• Records shown
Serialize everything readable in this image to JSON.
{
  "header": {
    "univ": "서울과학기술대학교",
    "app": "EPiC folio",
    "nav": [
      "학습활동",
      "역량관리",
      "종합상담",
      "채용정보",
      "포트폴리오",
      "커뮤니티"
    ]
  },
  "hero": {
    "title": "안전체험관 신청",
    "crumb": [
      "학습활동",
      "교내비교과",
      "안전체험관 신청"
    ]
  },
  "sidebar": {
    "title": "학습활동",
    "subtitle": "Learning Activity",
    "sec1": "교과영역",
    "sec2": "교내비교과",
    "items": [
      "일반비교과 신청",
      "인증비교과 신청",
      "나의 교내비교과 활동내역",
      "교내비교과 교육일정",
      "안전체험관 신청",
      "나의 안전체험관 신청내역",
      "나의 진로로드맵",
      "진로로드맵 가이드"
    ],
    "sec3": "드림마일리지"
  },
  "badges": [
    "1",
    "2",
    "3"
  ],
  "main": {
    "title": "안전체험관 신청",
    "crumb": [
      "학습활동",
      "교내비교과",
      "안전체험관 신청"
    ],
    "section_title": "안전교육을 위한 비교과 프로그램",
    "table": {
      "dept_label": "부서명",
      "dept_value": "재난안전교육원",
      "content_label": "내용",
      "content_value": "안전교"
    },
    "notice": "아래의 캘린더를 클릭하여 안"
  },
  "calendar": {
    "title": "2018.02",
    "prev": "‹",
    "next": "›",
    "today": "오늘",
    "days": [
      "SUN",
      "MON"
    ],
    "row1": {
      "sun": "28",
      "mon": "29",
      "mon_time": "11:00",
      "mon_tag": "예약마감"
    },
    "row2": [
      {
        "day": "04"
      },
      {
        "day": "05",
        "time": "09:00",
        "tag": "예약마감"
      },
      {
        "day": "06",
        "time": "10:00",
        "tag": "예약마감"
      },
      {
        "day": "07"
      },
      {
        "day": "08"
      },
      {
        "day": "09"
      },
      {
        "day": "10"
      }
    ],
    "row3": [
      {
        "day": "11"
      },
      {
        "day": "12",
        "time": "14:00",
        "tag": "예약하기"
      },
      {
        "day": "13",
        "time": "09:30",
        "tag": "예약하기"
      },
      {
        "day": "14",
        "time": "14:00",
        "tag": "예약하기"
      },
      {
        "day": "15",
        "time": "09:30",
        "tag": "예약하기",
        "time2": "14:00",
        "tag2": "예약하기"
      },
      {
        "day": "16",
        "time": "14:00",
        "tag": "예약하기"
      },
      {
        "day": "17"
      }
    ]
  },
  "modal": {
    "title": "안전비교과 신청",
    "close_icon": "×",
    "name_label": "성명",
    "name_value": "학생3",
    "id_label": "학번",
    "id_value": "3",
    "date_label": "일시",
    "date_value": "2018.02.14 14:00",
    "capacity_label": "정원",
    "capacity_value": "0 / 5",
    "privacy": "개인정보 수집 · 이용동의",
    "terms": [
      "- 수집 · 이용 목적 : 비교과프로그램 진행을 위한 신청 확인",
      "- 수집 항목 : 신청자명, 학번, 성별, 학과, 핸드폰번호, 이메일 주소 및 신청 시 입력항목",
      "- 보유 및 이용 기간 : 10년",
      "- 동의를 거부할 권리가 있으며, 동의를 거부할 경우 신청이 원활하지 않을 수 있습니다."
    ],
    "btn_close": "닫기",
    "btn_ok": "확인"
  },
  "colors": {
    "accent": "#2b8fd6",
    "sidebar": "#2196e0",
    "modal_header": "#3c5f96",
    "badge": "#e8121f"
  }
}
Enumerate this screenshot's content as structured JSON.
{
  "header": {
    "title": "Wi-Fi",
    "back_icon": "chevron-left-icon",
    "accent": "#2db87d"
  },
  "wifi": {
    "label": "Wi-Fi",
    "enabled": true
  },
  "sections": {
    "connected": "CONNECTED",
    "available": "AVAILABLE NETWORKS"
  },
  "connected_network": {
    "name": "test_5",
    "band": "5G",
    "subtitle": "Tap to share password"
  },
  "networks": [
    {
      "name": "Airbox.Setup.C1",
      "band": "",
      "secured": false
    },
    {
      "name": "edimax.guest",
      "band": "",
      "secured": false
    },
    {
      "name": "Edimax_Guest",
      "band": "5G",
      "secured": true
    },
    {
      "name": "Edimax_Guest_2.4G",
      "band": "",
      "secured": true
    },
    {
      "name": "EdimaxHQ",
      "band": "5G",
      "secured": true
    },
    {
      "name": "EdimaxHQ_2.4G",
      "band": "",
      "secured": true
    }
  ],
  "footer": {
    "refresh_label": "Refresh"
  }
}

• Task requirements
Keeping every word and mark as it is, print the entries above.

• Written response
Serialize everything readable in this image to JSON.
{
  "header": {
    "univ": "서울과학기술대학교",
    "app": "EPiC folio",
    "nav": [
      "학습활동",
      "역량관리",
      "종합상담",
      "채용정보",
      "포트폴리오",
      "커뮤니티"
    ]
  },
  "hero": {
    "title": "안전체험관 신청",
    "crumb": [
      "학습활동",
      "교내비교과",
      "안전체험관 신청"
    ]
  },
  "sidebar": {
    "title": "학습활동",
    "subtitle": "Learning Activity",
    "sec1": "교과영역",
    "sec2": "교내비교과",
    "items": [
      "일반비교과 신청",
      "인증비교과 신청",
      "나의 교내비교과 활동내역",
      "교내비교과 교육일정",
      "안전체험관 신청",
      "나의 안전체험관 신청내역",
      "나의 진로로드맵",
      "진로로드맵 가이드"
    ],
    "sec3": "드림마일리지"
  },
  "badges": [
    "1",
    "2",
    "3"
  ],
  "main": {
    "title": "안전체험관 신청",
    "crumb": [
      "학습활동",
      "교내비교과",
      "안전체험관 신청"
    ],
    "section_title": "안전교육을 위한 비교과 프로그램",
    "table": {
      "dept_label": "부서명",
      "dept_value": "재난안전교육원",
      "content_label": "내용",
      "content_value": "안전교"
    },
    "notice": "아래의 캘린더를 클릭하여 안"
  },
  "calendar": {
    "title": "2018.02",
    "prev": "‹",
    "next": "›",
    "today": "오늘",
    "days": [
      "SUN",
      "MON"
    ],
    "row1": {
      "sun": "28",
      "mon": "29",
      "mon_time": "11:00",
      "mon_tag": "예약마감"
    },
    "row2": [
      {
        "day": "04"
      },
      {
        "day": "05",
        "time": "09:00",
        "tag": "예약마감"
      },
      {
        "day": "06",
        "time": "10:00",
        "tag": "예약마감"
      },
      {
        "day": "07"
      },
      {
        "day": "08"
      },
      {
        "day": "09"
      },
      {
        "day": "10"
      }
    ],
    "row3": [
      {
        "day": "11"
      },
      {
        "day": "12",
        "time": "14:00",
        "tag": "예약하기"
      },
      {
        "day": "13",
        "time": "09:30",
        "tag": "예약하기"
      },
      {
        "day": "14",
        "time": "14:00",
        "tag": "예약하기"
      },
      {
        "day": "15",
        "time": "09:30",
        "tag": "예약하기",
        "time2": "14:00",
        "tag2": "예약하기"
      },
      {
        "day": "16",
        "time": "14:00",
        "tag": "예약하기"
      },
      {
        "day": "17"
      }
    ]
  },
  "modal": {
    "title": "안전비교과 신청",
    "close_icon": "×",
    "name_label": "성명",
    "name_value": "학생3",
    "id_label": "학번",
    "id_value": "3",
    "date_label": "일시",
    "date_value": "2018.02.14 14:00",
    "capacity_label": "정원",
    "capacity_value": "0 / 5",
    "privacy": "개인정보 수집 · 이용동의",
    "terms": [
      "- 수집 · 이용 목적 : 비교과프로그램 진행을 위한 신청 확인",
      "- 수집 항목 : 신청자명, 학번, 성별, 학과, 핸드폰번호, 이메일 주소 및 신청 시 입력항목",
      "- 보유 및 이용 기간 : 10년",
      "- 동의를 거부할 권리가 있으며, 동의를 거부할 경우 신청이 원활하지 않을 수 있습니다."
    ],
    "btn_close": "닫기",
    "btn_ok": "확인"
  },
  "colors": {
    "accent": "#2b8fd6",
    "sidebar": "#2196e0",
    "modal_header": "#3c5f96",
    "badge": "#e8121f"
  }
}
Enumerate this screenshot's content as structured JSON.
{
  "header": {
    "title": "Wi-Fi",
    "back_icon": "chevron-left-icon",
    "accent": "#2db87d"
  },
  "wifi": {
    "label": "Wi-Fi",
    "enabled": true
  },
  "sections": {
    "connected": "CONNECTED",
    "available": "AVAILABLE NETWORKS"
  },
  "connected_network": {
    "name": "test_5",
    "band": "5G",
    "subtitle": "Tap to share password"
  },
  "networks": [
    {
      "name": "Airbox.Setup.C1",
      "band": "",
      "secured": false
    },
    {
      "name": "edimax.guest",
      "band": "",
      "secured": false
    },
    {
      "name": "Edimax_Guest",
      "band": "5G",
      "secured": true
    },
    {
      "name": "Edimax_Guest_2.4G",
      "band": "",
      "secured": true
    },
    {
      "name": "EdimaxHQ",
      "band": "5G",
      "secured": true
    },
    {
      "name": "EdimaxHQ_2.4G",
      "band": "",
      "secured": true
    }
  ],
  "footer": {
    "refresh_label": "Refresh"
  }
}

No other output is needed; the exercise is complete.